• **EXERCISE GOAL**: Please return each of the entries exactly, minus their pictures.

• **DATASET RECORDS**:
------------------------------------------------
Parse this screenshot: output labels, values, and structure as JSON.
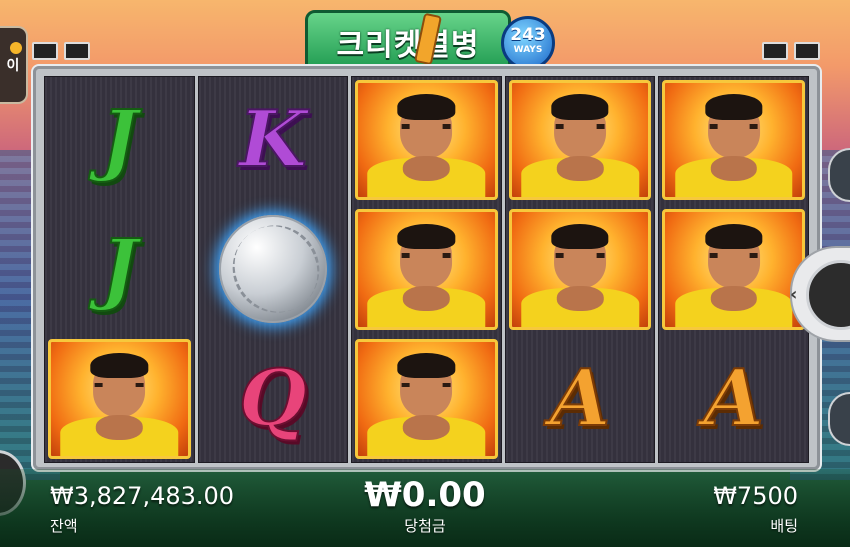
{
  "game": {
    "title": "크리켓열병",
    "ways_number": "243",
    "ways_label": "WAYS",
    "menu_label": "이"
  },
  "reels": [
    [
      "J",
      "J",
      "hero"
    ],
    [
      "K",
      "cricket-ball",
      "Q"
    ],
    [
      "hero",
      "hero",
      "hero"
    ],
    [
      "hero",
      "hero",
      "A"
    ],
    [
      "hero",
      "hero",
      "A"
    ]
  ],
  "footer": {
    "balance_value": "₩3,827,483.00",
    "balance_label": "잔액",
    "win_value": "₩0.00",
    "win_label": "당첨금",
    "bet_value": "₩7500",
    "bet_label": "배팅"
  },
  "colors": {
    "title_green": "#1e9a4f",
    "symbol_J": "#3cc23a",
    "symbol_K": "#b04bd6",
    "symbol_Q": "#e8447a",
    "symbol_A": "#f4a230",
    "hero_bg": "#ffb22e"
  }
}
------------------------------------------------
• **SOLUTION TO THIS EXERCISE**:
Parse this screenshot: output labels, values, and structure as JSON.
{
  "game": {
    "title": "크리켓열병",
    "ways_number": "243",
    "ways_label": "WAYS",
    "menu_label": "이"
  },
  "reels": [
    [
      "J",
      "J",
      "hero"
    ],
    [
      "K",
      "cricket-ball",
      "Q"
    ],
    [
      "hero",
      "hero",
      "hero"
    ],
    [
      "hero",
      "hero",
      "A"
    ],
    [
      "hero",
      "hero",
      "A"
    ]
  ],
  "footer": {
    "balance_value": "₩3,827,483.00",
    "balance_label": "잔액",
    "win_value": "₩0.00",
    "win_label": "당첨금",
    "bet_value": "₩7500",
    "bet_label": "배팅"
  },
  "colors": {
    "title_green": "#1e9a4f",
    "symbol_J": "#3cc23a",
    "symbol_K": "#b04bd6",
    "symbol_Q": "#e8447a",
    "symbol_A": "#f4a230",
    "hero_bg": "#ffb22e"
  }
}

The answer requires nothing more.